For services to international relations, she was advanced to CBE when in her nineties. In 2000 she was given a European Woman of the Year award (12).
She died on Lord Byron’s birthday. Members of the Nottinghamshire Byron Society (13), in their annual celebration on this day, drank a toast in tribute to an extraordinary woman.
She is survived by her daughter.
(1) The family name was ‘Scarlette’ and his forebear was among those in command at the famous Charge of the Light Brigade
(2) 84 October 1983
(3) July 11; a letter from 3 Belgrave Square.
Prince George, according to Chips Channon’s diaries, had the most elegant dining room in London.
(4) Sir Frank Roberts in his review of ‘A voice in the Wilderness’ (See Book Review section) offers a personal perspective on Imre Nagy who was at the centre of the Hungarian revolution of 1956
(5) Transcripts of speeches by HRH the Duke of Edinburgh to another E-AG NATO Anniversary celebration banquet are in the Speeches section, as is a speech on the same occasion, and a Book Review, by the Earl of Bessborough
(6) The next time that there were three TV screens in three different rooms for an E-AG event was in 2009 at the E-AG NATO banquet in St James’s Palace
(7) The Editorial and advertising base was at 61 Gloucester Place. London
(8) Dennis Walwin Jones MC (b1913-d1975): Chairman, the Byron Society 1971-1975; Executive Editor, Byron Journal 1973-1975; Founder Member, European-Atlantic Group 1965-1975; Director-General, British-European Movement 1960-1970; British Secretary, European League for Economic Co-operation 1960-1970. Dennis and Elma lived together and were partners also in the early fusion of the worlds of the Byron Society and the European-Atlantic Group
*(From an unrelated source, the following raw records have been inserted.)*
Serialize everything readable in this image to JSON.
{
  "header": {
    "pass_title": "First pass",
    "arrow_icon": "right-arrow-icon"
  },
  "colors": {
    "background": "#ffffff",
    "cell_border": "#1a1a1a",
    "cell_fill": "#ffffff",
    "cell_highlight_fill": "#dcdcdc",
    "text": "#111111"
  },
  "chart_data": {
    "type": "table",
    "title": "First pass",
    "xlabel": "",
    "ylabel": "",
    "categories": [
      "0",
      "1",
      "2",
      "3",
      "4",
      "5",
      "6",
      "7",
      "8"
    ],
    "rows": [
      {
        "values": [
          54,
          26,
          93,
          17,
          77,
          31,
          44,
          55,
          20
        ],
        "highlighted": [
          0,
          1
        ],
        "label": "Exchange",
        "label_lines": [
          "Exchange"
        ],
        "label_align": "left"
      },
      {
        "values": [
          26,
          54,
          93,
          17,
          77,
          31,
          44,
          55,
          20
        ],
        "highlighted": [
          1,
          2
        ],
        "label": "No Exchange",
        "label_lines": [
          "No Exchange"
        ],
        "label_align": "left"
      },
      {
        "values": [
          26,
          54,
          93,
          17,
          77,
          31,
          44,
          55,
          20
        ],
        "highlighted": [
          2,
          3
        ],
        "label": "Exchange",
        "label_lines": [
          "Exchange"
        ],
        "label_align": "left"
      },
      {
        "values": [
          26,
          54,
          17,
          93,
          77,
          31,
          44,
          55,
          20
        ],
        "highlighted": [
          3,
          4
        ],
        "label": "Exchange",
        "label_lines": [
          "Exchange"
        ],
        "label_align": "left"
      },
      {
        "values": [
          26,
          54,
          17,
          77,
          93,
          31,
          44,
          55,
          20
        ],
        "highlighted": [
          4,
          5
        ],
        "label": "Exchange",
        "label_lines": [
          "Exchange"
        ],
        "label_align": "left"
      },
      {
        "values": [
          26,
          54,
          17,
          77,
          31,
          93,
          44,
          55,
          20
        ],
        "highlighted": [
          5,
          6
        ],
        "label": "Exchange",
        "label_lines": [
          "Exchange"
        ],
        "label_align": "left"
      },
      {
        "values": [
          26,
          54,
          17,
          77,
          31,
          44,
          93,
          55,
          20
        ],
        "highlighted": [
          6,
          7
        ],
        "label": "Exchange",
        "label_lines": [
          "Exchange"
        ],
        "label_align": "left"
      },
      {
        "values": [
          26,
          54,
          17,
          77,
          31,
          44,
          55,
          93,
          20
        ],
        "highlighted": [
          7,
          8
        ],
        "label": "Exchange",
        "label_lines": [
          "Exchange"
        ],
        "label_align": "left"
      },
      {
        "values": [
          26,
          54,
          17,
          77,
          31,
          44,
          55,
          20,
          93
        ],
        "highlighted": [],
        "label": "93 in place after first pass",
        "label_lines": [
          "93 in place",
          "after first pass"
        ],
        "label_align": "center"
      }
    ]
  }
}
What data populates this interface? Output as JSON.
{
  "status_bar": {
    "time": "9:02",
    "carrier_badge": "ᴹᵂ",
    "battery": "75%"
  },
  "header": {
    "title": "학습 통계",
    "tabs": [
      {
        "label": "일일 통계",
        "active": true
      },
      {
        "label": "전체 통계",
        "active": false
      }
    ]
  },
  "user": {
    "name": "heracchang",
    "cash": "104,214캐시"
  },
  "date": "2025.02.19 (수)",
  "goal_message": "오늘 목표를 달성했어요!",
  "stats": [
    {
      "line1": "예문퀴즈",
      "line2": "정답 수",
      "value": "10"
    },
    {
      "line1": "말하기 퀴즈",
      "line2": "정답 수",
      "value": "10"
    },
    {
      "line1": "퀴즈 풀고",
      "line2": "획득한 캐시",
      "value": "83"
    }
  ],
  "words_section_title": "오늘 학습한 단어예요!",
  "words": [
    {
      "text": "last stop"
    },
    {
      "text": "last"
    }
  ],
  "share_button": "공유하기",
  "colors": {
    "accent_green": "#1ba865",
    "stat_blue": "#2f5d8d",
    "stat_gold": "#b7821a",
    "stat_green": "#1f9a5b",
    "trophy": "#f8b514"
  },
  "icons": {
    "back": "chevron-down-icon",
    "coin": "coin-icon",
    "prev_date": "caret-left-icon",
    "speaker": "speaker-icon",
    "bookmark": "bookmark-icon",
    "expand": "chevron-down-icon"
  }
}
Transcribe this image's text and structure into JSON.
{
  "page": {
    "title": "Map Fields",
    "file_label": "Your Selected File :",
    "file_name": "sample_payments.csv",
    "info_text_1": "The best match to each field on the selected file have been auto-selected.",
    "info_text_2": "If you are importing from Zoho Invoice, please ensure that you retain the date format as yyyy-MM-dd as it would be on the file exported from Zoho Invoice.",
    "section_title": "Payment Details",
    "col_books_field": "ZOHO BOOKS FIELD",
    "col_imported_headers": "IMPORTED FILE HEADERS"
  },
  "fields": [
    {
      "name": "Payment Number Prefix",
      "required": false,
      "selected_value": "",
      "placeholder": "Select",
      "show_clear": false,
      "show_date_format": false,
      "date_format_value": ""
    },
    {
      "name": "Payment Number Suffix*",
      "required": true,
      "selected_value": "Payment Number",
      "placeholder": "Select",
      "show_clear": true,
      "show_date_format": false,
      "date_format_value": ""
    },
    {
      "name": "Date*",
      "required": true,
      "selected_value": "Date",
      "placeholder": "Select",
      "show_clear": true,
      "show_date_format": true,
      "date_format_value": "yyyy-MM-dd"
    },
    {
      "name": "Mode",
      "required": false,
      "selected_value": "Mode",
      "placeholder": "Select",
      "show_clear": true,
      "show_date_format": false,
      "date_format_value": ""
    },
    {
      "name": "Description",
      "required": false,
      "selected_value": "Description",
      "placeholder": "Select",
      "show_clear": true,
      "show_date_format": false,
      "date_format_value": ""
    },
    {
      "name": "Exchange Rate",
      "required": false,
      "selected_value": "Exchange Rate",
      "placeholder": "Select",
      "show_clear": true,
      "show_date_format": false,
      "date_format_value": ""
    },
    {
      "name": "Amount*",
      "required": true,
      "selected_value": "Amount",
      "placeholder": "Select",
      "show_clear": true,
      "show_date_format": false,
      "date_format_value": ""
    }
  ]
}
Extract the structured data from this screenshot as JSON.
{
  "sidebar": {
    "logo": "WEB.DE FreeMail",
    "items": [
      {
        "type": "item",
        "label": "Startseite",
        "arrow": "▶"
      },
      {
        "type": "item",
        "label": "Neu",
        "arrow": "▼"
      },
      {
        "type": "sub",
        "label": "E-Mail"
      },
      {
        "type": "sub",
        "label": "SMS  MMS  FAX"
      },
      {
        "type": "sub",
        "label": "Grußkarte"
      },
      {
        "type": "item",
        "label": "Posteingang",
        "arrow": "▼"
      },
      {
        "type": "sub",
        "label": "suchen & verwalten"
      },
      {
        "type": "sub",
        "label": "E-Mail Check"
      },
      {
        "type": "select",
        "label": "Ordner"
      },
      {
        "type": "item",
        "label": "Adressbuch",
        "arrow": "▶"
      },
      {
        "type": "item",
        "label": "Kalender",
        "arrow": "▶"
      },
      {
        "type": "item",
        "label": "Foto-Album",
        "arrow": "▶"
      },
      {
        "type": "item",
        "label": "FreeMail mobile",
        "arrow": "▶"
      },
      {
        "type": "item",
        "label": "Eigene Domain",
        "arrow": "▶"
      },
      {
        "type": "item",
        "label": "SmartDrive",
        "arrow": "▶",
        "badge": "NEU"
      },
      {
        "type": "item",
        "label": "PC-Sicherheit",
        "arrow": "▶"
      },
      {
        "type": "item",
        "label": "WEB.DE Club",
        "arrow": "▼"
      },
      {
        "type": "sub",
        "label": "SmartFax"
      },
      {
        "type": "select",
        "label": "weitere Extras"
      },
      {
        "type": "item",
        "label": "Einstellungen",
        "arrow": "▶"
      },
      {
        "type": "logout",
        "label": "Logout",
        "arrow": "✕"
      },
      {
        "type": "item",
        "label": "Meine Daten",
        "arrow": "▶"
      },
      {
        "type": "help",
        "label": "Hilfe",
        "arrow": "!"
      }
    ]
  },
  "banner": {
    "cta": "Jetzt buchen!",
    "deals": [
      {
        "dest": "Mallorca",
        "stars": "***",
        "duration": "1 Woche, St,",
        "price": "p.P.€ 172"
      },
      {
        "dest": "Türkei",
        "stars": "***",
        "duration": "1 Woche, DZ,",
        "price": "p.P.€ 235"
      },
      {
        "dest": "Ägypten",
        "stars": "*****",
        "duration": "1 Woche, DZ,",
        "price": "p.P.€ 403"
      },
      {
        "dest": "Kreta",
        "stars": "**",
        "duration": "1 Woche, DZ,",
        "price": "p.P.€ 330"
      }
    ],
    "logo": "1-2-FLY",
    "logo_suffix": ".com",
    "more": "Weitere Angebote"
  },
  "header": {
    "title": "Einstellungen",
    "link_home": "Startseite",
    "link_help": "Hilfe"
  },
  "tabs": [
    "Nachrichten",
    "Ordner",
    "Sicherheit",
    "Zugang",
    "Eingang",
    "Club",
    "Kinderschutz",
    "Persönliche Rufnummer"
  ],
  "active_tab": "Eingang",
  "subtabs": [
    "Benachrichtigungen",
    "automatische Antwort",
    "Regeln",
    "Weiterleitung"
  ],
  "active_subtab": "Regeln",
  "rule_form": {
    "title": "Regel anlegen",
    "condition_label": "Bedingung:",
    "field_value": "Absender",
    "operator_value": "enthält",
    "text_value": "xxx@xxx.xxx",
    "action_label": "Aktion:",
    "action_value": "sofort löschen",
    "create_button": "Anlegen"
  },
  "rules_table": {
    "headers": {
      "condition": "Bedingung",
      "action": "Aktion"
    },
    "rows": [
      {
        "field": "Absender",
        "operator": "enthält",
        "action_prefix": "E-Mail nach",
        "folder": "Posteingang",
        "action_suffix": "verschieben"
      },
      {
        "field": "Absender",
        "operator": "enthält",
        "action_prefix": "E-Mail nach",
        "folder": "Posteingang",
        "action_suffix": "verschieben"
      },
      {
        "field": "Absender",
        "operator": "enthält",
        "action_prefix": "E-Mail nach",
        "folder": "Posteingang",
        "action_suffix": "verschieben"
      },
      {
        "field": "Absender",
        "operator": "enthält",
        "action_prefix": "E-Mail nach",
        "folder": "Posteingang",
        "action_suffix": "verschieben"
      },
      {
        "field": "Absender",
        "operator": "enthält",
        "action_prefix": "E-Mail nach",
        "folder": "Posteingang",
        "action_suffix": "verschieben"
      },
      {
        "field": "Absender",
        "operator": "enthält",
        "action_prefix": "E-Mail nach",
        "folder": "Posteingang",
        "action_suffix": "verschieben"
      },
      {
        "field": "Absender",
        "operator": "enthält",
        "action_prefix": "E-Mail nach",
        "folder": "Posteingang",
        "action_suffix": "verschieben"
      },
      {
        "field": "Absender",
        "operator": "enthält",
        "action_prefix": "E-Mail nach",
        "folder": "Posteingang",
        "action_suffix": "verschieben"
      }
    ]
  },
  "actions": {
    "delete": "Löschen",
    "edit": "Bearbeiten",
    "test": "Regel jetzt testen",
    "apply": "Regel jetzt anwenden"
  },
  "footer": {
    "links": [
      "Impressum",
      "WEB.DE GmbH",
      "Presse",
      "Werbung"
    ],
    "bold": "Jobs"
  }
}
(9) Elma’s treatise for Oxford University on ‘The Romantic Movement’ (1789-1830) was followed by her first book entitled ‘A Diary of the Forty-Five’ (the Jacobite Rising). She was Assistant Editor of the ‘Nineteenth Century’ during the war (as well as being a liaison officer between different war departments), then became editor of ‘Whitehall News’ (as well as founding The British League for European Freedom’ with the Duchess of Atholl). She edited ‘European Affairs’, ‘The European Digest’ and ‘European Review’ after the war, and the Byron Journal (as well as standing for Parliament as a Liberal candidate for Aberdeen South (1959) and Hitchen, Herts (1964). Elma also founded The International Byron Society.
(10) Justin Glass submitted this Obituary to ‘the Times’ who printed it as sent with two minor alterations. Several years later he met a grand-daughter of Lord Birkett who discounted knowledge of Elma being family.
(11) Dennis Walwin Jones’s memorial stone is in Putney Vale cemetery, in front of the tomb of Henry Birkett (d. 1932). Its inscription is more a CV than an epitaph, including his roles as Founder of the E- AG and Byron Society and as the Director-General of the European League of Economic Cooperation; and the European Movement
(12) This award was given by the European Union of Women
(13) Elma re-founded the London Byron Society in 1972 with Dennis Walwyn-Jones as treasurer and grandees in her circle if not of her political persuasion such as, later, Michael Foot, the former Labour leader with who Elma went on holiday. The imposing list on the Byron Society letterhead was almost such as to rival that of the Group
(14) Gay emigrated to America to the chagrin of her mother who intended her ‘to marry well’ in the old sense of the phrase, the celebrated Nigel Nicholson being one swain ear-marked. Gay has three children.